Another problem is that a few important towns, like Gent, have more than one station, and choosing the wrong one may not disclose all the trains to Gent from wherever you are. You just have to check both stations in the NMBS website. Another thought is that in a few cases, like Antwerp-Mechelen (OK, not everyone goes to Mechelen, even on Saturday market-day), you can take a longish but even cheaper, regular city bus ride that shows you a little more of Belgium than the train does.

If you're mainly traveling in the most visited cities in the Flemish region, you'll only need to know one version of the names. (However, I might add that Bruxelles-Midi and Brussel-Zuid alternate on the columns you see through the window of the train, and I was quite confused the first time I took the chunnel train to Brussels. And the announcements are often like the announcements on the Boston or New York City public transit - fast and unintelligible, even if you have a crib sheet of place names! All I can suggest is print out a map, relax, and enjoy. I love Belgium.

Posted by
2487 posts

the total time spent in line to use an American credit card
For which situation cash comes handy.
It is indeed a lovely country. I live in nearby Netherlands. Two hours on the train and I'm in Antwerpen. It is totally different. It covers the whole spectrum: from absolute ugliness to absolute beauty. But after a while that ugliness becomes interesting and gets its own special kind of beauty. It's never boring.
The problem with the country is its town planning, or rather lack of it. The ribbon development has ruined it. The Belgians themselves are complaining about it. Everybody wants to build its own house along an existing road, which makes it apparently impossible to end.

Posted by
16086 posts

The Belgium Rail website can be confusing as city listings can include bus stops as well as trains, and train stations in both French and Dutch! You get the hang of it after awhile but I had the same problem. I hate like the devil to use Wikipedia but it might be a helpful place to start?

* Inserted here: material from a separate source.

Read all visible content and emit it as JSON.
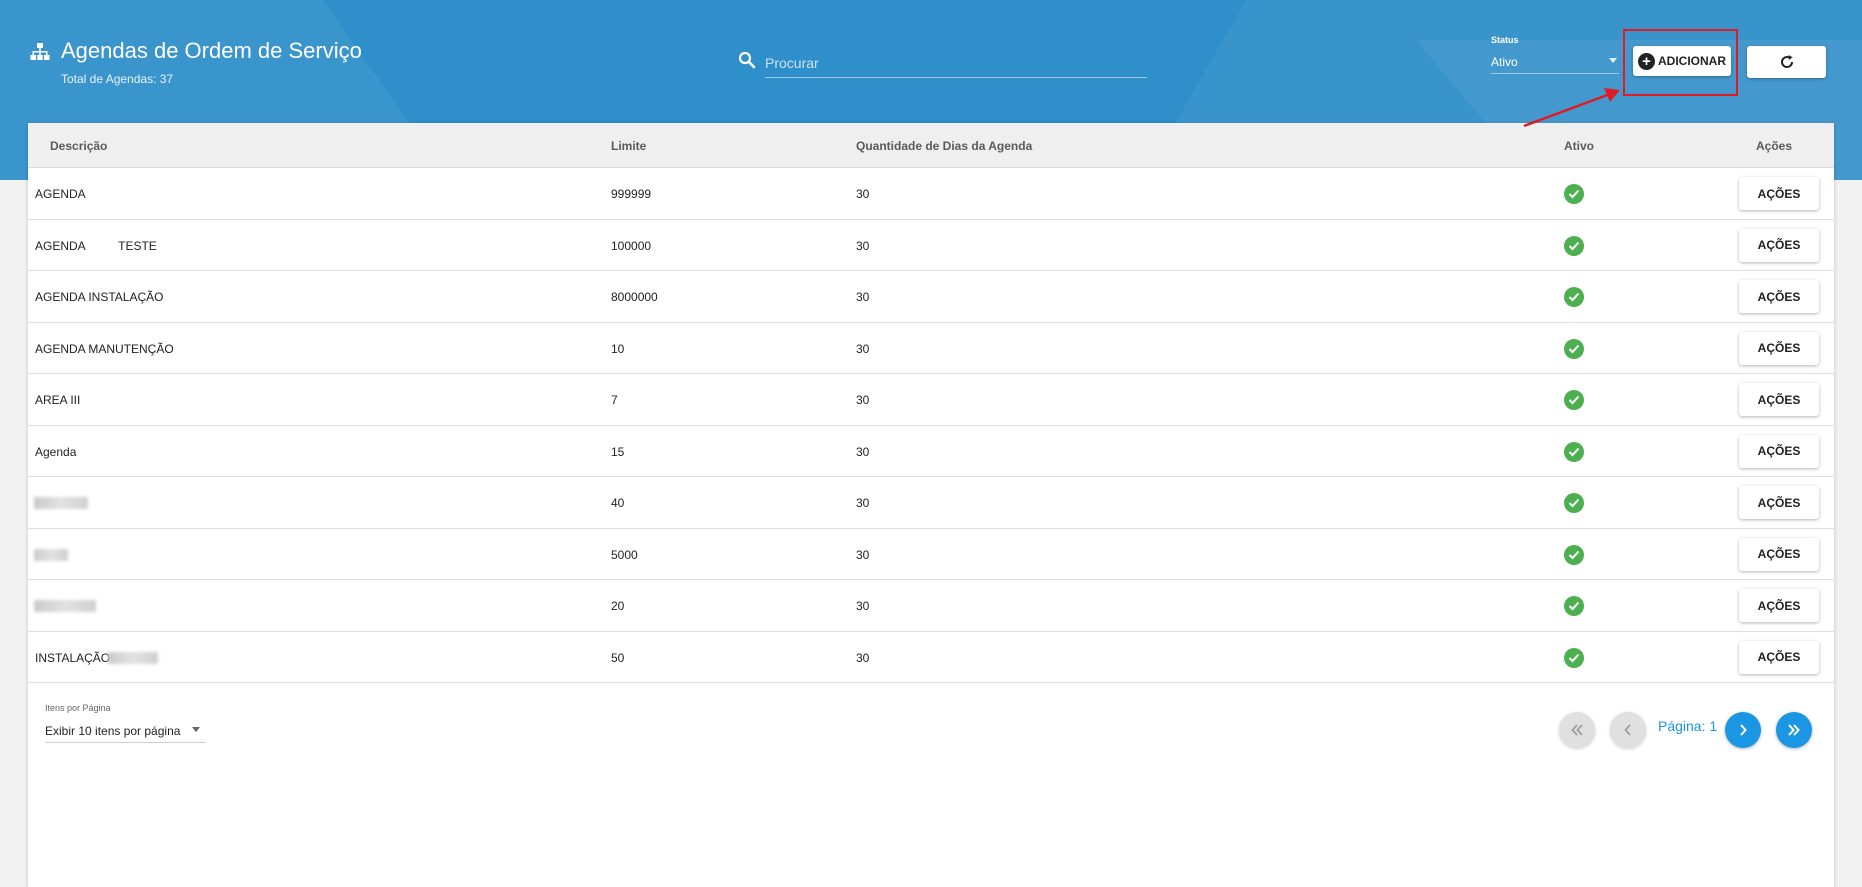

Another suggestion I'll throw out is to get around ticket lines by buying a 10-journey pass if you think you'll be traveling enough to make it worthwhile and the math works versus individual tickets. My husband and I shared a 2nd-class pass on the last trip, and it was nice just to fill out our departure/arrival locations and jump on the train.

If you're under 26, look at the even-cheaper Go Pass:

Posted by
12040 posts

Your biggest problem will not be getting understood, but the total time spent in line to use an american credit card to buy tickets from a human. The machines won't take your card.

For some reason, they only accept a single kind of credit card... I forget which one, but even my Visa issued by a bank in Belgium wasn't accepted! All the more strange that the ticket counter seems to accept most of the major credit cards available in Europe.

Provided you're not heading to some more obscure destination, don't worry about it. Traveling between major cities in Belgium by rail couldn't be easier.

Posted by
77 posts

All suggestions are very much appreciated.
I planned a vacation to Italy and purchased tickets on TrenItalia. After playing with the website for awhile, I was able to figure it out and it was not so confusing.
However, the Belgium train system seems a bit daunting.
Thank you, everyone, for your input. It REALLY helps.

Posted by
77 posts

I would like to ask Tim about his mention of the NMBS website. Not sure what that is.

Posted by
33299 posts

Belgium has two main languages (three if you count the relatively small German speaking area).

NMBS (Flemish) = SNCB (French) = Belgian National Railways.

English language website -